(Interface dataset entries)
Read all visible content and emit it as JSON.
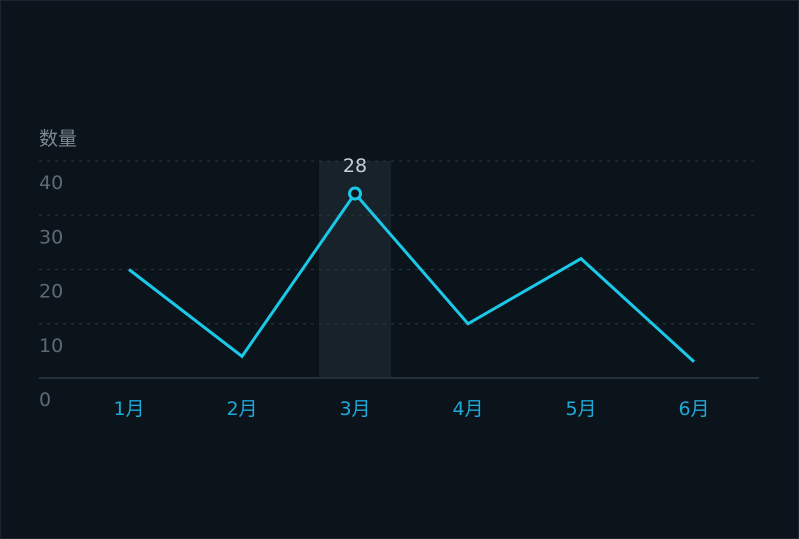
{
  "chart_data": {
    "type": "line",
    "title": "",
    "ylabel": "数量",
    "xlabel": "",
    "categories": [
      "1月",
      "2月",
      "3月",
      "4月",
      "5月",
      "6月"
    ],
    "series": [
      {
        "values": [
          20,
          4,
          34,
          10,
          22,
          3
        ]
      }
    ],
    "yticks": [
      0,
      10,
      20,
      30,
      40
    ],
    "ylim": [
      0,
      40
    ],
    "grid": true,
    "highlight": {
      "index": 2,
      "label": "28"
    },
    "colors": {
      "line": "#1ac8e8",
      "background": "#0b141b",
      "highlight_band": "#18222b",
      "xtick": "#1fa8d8",
      "grid": "#2a3640"
    }
  }
}
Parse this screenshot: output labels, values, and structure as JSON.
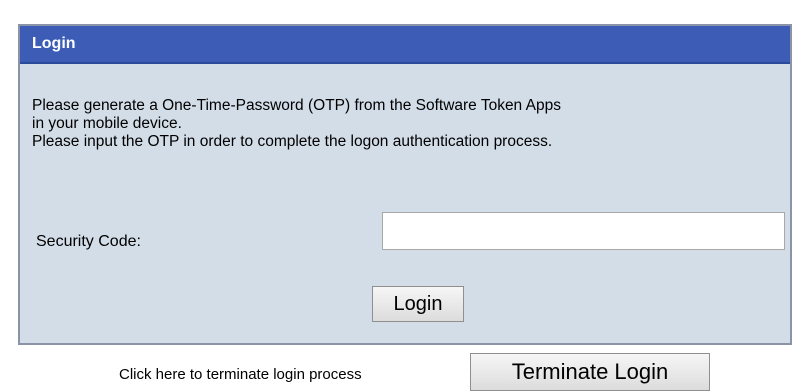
{
  "panel": {
    "title": "Login",
    "message_lines": [
      "Please generate a One-Time-Password (OTP) from the Software Token Apps",
      "in your mobile device.",
      "Please input the OTP in order to complete the logon authentication process."
    ],
    "security_code_label": "Security Code:",
    "security_code_value": "",
    "security_code_placeholder": "",
    "login_button": "Login"
  },
  "footer": {
    "terminate_text": "Click here to terminate login process",
    "terminate_button": "Terminate Login"
  },
  "colors": {
    "header_bg": "#3c5cb6",
    "panel_bg": "#d3dde8",
    "header_text": "#ffffff"
  }
}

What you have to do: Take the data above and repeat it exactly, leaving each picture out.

The answer:
Read all visible content and emit it as JSON.
{
  "chart_data": {
    "type": "line",
    "title": "",
    "ylabel": "数量",
    "xlabel": "",
    "categories": [
      "1月",
      "2月",
      "3月",
      "4月",
      "5月",
      "6月"
    ],
    "series": [
      {
        "values": [
          20,
          4,
          34,
          10,
          22,
          3
        ]
      }
    ],
    "yticks": [
      0,
      10,
      20,
      30,
      40
    ],
    "ylim": [
      0,
      40
    ],
    "grid": true,
    "highlight": {
      "index": 2,
      "label": "28"
    },
    "colors": {
      "line": "#1ac8e8",
      "background": "#0b141b",
      "highlight_band": "#18222b",
      "xtick": "#1fa8d8",
      "grid": "#2a3640"
    }
  }
}
Parse this screenshot: output labels, values, and structure as JSON.
{
  "panel": {
    "title": "Login",
    "message_lines": [
      "Please generate a One-Time-Password (OTP) from the Software Token Apps",
      "in your mobile device.",
      "Please input the OTP in order to complete the logon authentication process."
    ],
    "security_code_label": "Security Code:",
    "security_code_value": "",
    "security_code_placeholder": "",
    "login_button": "Login"
  },
  "footer": {
    "terminate_text": "Click here to terminate login process",
    "terminate_button": "Terminate Login"
  },
  "colors": {
    "header_bg": "#3c5cb6",
    "panel_bg": "#d3dde8",
    "header_text": "#ffffff"
  }
}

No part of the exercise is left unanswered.